The theory behind twice-daily treatment with this topical calcineurin inhibitor is that it increases IL-10 expression in active lesions. The immunosuppressive action would then downregulate the T1 response and T-lymphocyte activity, thereby reducing melanocyte destruction and permitting repigmentation of the skin.
“Participants had ‘fairly impressive’ repigmentation,” Dr. Taher said, suggesting survival of melanocytes within the vitiligo lesions.
There was no significant difference in IL-10 levels between normal skin and vitiligo lesions at baseline. However, there was a significant increase in IL-10 for lesions compared with both pretreatment levels and unaffected skin, Dr. Taher said. “Our results demonstrate that topical tacrolimus upregulates immunosuppressive IL-10.”
The researchers identified 10 lesions above the umbilicus and 10 that were below, Dr. Taher said. “Of those above, four were head and neck, and they had a better response.”
They measured lesions, took photos, and asked participants about adverse events at 2 weeks and at 1, 2, and 3 months. A total of 17 subjects returned for the 3-month follow-up. No adverse events were reported in the study, Dr. Taher said. Most study participants were happy with the treatment and were compliant with the twice-daily regimen.
A meeting attendee asked how the investigators distinguished between improvement from IL-10 and spontaneous improvement over time. “We looked at why Dr. Grimes’ study worked the first time. In cultured keratocytokines, an in vitro increased expression of IL-10 was seen,” Dr. Taher responded.
Another attendee asked about pretreatment with narrow-band UVB. “I think three or four had previous treatment, but we had a 4-month washout period,” Dr. Taher replied.

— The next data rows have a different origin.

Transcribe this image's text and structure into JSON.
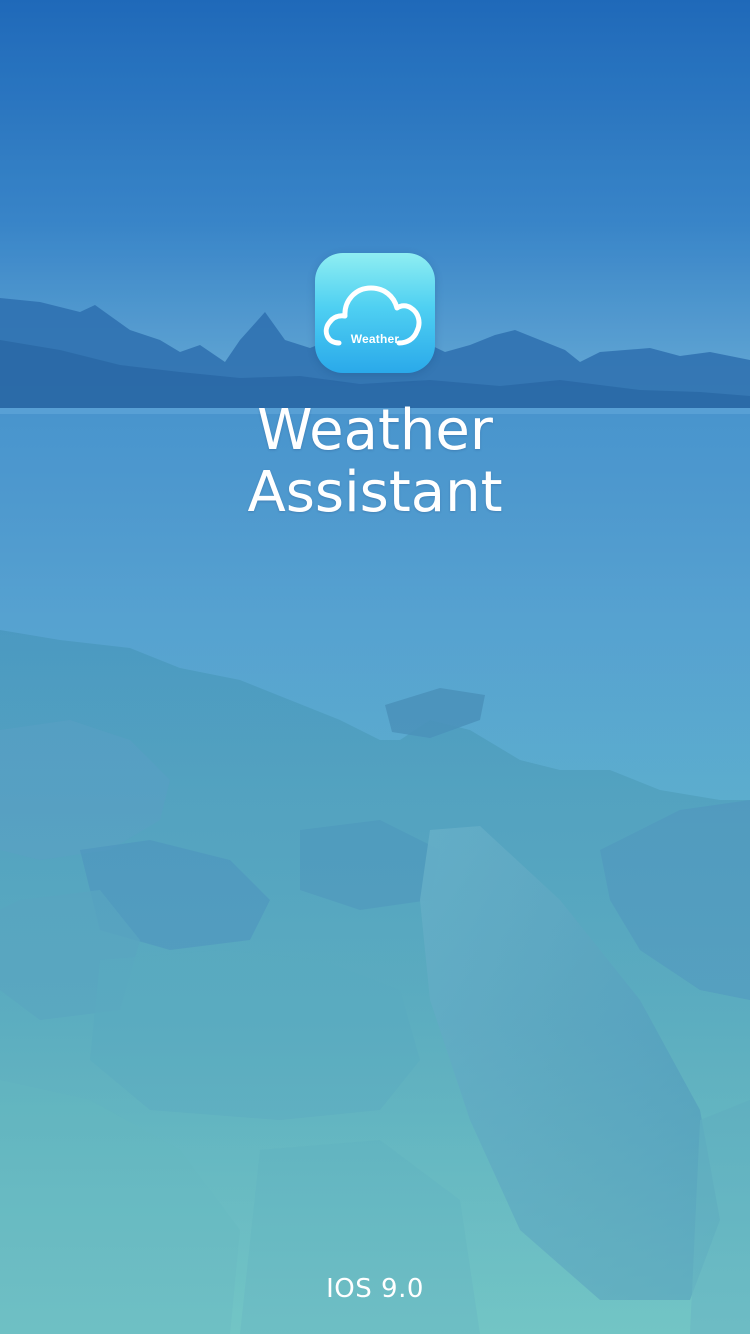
{
  "splash": {
    "icon": {
      "name": "weather-cloud-icon",
      "label": "Weather",
      "gradient_top": "#8feef2",
      "gradient_bottom": "#2aa9ea"
    },
    "title_line1": "Weather",
    "title_line2": "Assistant",
    "version": "IOS 9.0"
  },
  "colors": {
    "sky_top": "#1f68b9",
    "lake": "#4c9ad0",
    "rocks": "#63b6c2",
    "text": "#ffffff"
  }
}
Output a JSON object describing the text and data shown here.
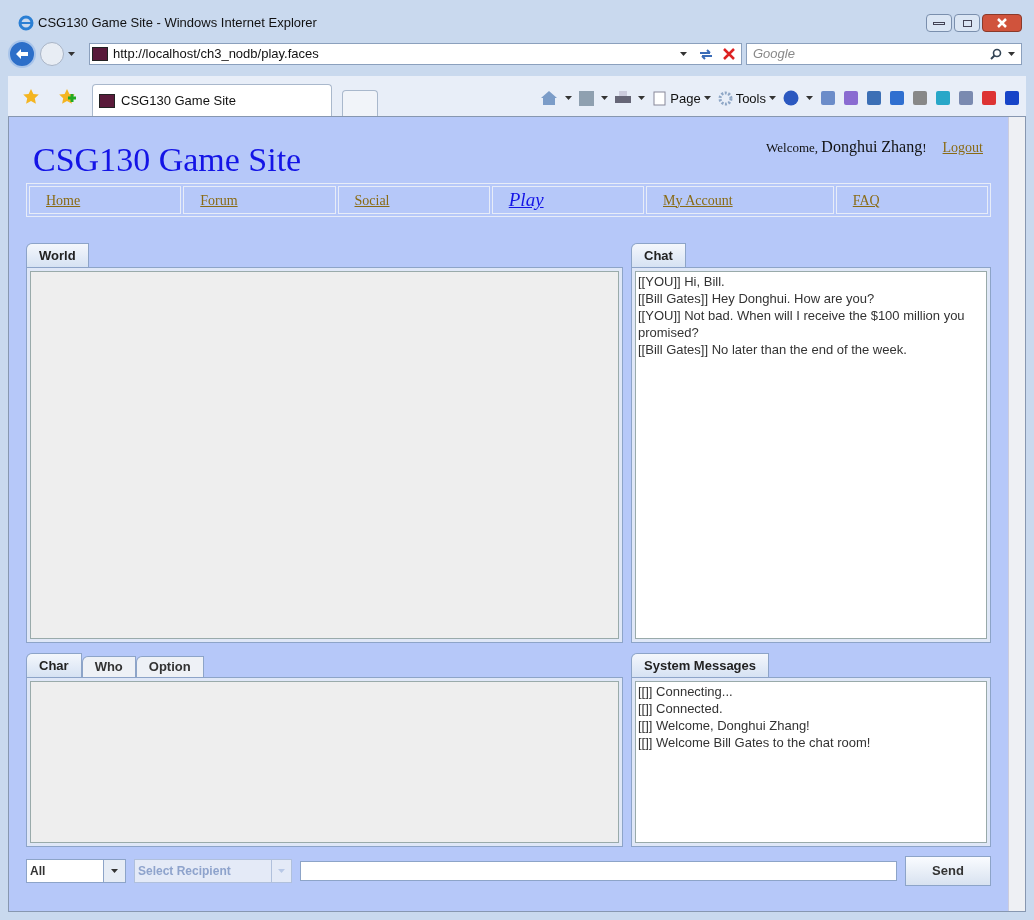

He concluded that the recent findings “will affect clinical practice in terms of research leading to future cytokine-directed therapies.”